A work conversation about running

I had always heard and read of how non-runners react to runners’ process of thought.

I had honestly never actually met someone who liked running more than me. I had read about it on other people’s blogs and on running magazines. I’ve met plenty of runners, but I don’t think they got how big running is for me. It’s my balance, my time, my calm, my happy place. It’s my priority on most days.

I teach ESL at a language institute, and I have amazing colleagues in this place. One of them, Roxy, happens to share my passion for running. She’s got my admiration since I learned a few things about her: she is a mom of four -including a special needs child-, she works 25-hours a week where I do, she takes care of her home and husband, and she wakes up at 4 am 4 days a week to run. She’s a marathoner who just got sponsored by her running club. I love my job, but it makes my day a bit brighter knowing that we can exchange a little comment her and there about our training. When you have children, they are on the top of your priority list, but running is at least top three.

A couple of days ago Roxy and I were discussing my upcoming trip to Minnesota by the copy machine and a third teacher, Nikki, stood by us. She asked what we were discussing, so I told her that I was traveling to Minneapolis. She asked ‘How come?’, ‘To run a marathon,’ I replied. I then added: ‘and it’s on my birthday’.

Nikki’s expression was unlike any other I’d seen.

And then Roxy said: ‘Can you believe that?’

Nikki: ‘Poor you! You have to run a marathon on your birthday.’

To what I replied: ‘Have to? Are you kidding me? I GET to run a marathon for my birthday!’

Roxy added: “Can you believe how lucky she is? That would be the best birthday present ever!”

-Now, this is someone who understands my way of thinking.-

copy-mach

Then, Nikki asked how long that marathon was, and I told her ‘26.2’.

‘What do you mean twenty-six? Twenty-six kilometers? That’s too much!’

‘Ehhh, it’s actually 26.2 MILES.’ , said Roxy.

‘You people are crazy. But to run all that you must be practicing a lot.’

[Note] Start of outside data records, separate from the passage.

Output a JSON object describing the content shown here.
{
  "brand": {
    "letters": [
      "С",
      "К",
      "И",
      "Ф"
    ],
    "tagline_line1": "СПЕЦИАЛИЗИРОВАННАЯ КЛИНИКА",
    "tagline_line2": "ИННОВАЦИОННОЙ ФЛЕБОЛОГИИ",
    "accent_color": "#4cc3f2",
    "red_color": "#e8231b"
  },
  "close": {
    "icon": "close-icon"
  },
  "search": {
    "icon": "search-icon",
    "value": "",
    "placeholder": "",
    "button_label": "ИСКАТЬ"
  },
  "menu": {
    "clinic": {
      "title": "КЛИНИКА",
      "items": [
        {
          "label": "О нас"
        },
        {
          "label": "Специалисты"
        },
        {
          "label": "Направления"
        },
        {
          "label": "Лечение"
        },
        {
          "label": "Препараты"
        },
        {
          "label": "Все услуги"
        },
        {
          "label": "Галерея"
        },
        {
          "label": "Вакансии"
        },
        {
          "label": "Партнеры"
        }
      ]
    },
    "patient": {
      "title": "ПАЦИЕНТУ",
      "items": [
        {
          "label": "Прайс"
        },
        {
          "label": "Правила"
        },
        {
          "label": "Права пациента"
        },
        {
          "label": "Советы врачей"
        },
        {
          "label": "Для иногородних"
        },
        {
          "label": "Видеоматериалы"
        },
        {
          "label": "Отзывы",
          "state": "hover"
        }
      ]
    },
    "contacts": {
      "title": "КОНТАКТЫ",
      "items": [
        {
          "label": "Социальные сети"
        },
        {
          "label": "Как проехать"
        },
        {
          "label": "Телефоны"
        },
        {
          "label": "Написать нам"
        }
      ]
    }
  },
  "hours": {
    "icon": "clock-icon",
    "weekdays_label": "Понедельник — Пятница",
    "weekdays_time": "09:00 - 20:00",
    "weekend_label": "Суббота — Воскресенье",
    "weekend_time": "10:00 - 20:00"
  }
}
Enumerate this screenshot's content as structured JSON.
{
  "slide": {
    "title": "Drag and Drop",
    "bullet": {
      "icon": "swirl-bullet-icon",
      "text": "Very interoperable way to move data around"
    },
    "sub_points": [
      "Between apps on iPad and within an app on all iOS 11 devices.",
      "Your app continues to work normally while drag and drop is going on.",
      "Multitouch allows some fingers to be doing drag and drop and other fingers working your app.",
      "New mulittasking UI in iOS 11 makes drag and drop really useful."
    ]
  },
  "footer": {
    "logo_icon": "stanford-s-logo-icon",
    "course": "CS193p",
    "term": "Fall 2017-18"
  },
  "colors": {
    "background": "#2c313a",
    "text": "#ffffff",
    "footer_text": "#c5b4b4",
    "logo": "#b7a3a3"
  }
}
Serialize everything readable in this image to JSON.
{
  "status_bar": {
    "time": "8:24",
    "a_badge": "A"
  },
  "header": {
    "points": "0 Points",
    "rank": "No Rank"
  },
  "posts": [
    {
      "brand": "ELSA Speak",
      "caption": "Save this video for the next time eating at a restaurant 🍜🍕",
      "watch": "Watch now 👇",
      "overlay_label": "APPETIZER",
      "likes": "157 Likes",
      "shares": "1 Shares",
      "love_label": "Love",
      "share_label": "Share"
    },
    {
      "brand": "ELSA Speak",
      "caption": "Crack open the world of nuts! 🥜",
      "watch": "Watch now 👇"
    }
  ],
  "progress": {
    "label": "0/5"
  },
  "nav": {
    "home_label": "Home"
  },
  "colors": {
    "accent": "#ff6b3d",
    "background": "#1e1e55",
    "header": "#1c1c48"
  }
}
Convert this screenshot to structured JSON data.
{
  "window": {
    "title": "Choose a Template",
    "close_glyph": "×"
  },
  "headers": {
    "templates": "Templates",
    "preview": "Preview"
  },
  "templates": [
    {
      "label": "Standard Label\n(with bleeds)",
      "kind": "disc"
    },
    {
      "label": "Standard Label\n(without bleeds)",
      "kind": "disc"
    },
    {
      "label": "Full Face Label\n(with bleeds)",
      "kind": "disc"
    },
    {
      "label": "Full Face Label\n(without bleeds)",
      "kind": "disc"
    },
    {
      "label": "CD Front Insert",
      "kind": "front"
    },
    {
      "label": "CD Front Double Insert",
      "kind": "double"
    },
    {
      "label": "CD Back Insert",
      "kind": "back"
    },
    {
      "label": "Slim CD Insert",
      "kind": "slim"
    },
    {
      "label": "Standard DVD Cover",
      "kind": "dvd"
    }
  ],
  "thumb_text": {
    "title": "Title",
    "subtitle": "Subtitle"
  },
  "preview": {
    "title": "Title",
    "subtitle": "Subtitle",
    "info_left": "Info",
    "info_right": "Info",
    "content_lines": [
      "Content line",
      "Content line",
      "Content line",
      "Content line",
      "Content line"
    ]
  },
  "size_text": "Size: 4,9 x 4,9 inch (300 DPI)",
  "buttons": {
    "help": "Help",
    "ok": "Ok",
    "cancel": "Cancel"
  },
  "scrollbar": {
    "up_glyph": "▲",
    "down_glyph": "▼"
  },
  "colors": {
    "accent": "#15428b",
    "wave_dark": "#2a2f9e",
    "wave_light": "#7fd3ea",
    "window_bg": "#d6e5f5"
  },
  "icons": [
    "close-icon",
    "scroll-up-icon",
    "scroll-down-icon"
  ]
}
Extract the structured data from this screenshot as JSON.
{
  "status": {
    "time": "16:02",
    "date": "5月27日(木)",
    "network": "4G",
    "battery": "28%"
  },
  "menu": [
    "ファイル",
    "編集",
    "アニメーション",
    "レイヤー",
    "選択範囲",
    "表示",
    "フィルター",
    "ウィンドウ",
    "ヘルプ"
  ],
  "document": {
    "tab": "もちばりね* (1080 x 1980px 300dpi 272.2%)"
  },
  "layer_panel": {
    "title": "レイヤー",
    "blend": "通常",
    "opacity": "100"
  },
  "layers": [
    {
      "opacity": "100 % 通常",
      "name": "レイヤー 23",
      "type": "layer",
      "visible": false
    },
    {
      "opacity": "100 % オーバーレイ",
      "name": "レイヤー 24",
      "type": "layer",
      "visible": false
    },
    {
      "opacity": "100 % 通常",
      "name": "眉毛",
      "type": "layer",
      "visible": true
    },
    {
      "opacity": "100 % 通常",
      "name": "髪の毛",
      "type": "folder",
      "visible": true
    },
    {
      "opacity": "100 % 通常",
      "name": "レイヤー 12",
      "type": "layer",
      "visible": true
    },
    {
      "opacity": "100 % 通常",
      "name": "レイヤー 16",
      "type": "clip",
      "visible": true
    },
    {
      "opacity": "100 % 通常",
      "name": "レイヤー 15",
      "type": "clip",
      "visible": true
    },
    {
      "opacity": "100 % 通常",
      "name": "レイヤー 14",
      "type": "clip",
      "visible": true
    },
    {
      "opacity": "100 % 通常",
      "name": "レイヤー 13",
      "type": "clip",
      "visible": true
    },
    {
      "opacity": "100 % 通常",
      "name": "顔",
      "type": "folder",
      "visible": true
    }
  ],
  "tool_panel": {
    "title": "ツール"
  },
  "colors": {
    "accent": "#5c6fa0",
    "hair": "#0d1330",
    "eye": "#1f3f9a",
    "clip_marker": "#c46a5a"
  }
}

And Roxy and I proceeded to explain about how it is called Training and not Practicing. I didn’t know that it actually made such a big difference to us runners. But that got me thinking about other things that bother me about running vocab. Like how people ask you if you went JOGGING this morning. Or how my mother in law asks we how long I WALKED yesterday. Don’t get me wrong, I love walking… but man, if I ran 10 miles, I actually RAN 10 miles. Or how some people still say the ran a ’10k MARATHON’. (I was actually guilty of that when I completed my first 10k race. Someone corrected me and I thank them for it!)

Do you know anyone who’s not aware of standard race distances, such as the Marathon? This guy does: http://www.runnersworld.com/deans-blog/twenty-six-point-what

 

My First ‘Run’

Eleven years ago I wouldn’t have dreamt of running a 5k, a 10k, or anything else. Little would I know that eleven years later, a week without running would be non-existent in my life.  Let me tell you how the story begins.

I was 23 and I had heard people talking about 10k races and about marathons -which I thought were the same thing-. I was born and raised in Venezuela and this running era had just started down there. Maybe 3-5 races per year were all we had. I heard about these people I knew who ran for 10 kilometers: ‘they must be super human!’

Then one day my brother was selling tickets for a 10k. The money would go to a wonderful charity that gave food to poor families. Always in favor of helping, I decided to buy one from him. Then he said: ‘why don’t you run the 10k? You could always walk if you get tired.’ And the more I thought about it, the less frightening it seemed. What was the worst thing that could happen? I would have to walk. The only problem was that the 10k was 15 days away.

Logging walking miles -or kms- was not a problem for me. Now, running was completely new and unknown. I searched the internet and found a ‘Couch to 5k’ plan, which had a run-walk format. The plan required 1min running, 2 min walking x5 for a week on alternating days, then 2min running, 1min W for week2, then 3min R, 1min W for week3, and so on. But with 15 days to go, I ran-walked every day and instead for weekly cycles I had to do 3-day cycles.

Come race day, I was prepared to run 5 min, walk 2 min until I could and then walk the rest. I had a very good companion by my side who pushed me from the start. I started jogging and after 5 min I was prepared to stick to my schedule and take a walk break, but he told me to push. Alright, I’ll walk after min 10. Minutes 12, 14, 20 went by and I was still running.

New plan… I will walk at the half-way mark. I was ready to stop. I was tired and a side stitch at km 6 was the perfect excuse. ‘Come on, you don’t need to stop, you’re almost there.’ I think that the moment I really believe I could do it was after km 7 (mile 4.5). After Km 7 I knew there was no point in stopping, so I just trusted and kept the pace (which I now know is called ‘pace’).

My first finish line was fantastic. Crossing it made me realize that I had discovered a new world. A new world in which people actually do something productive on Sundays before the rest of the world has woken up…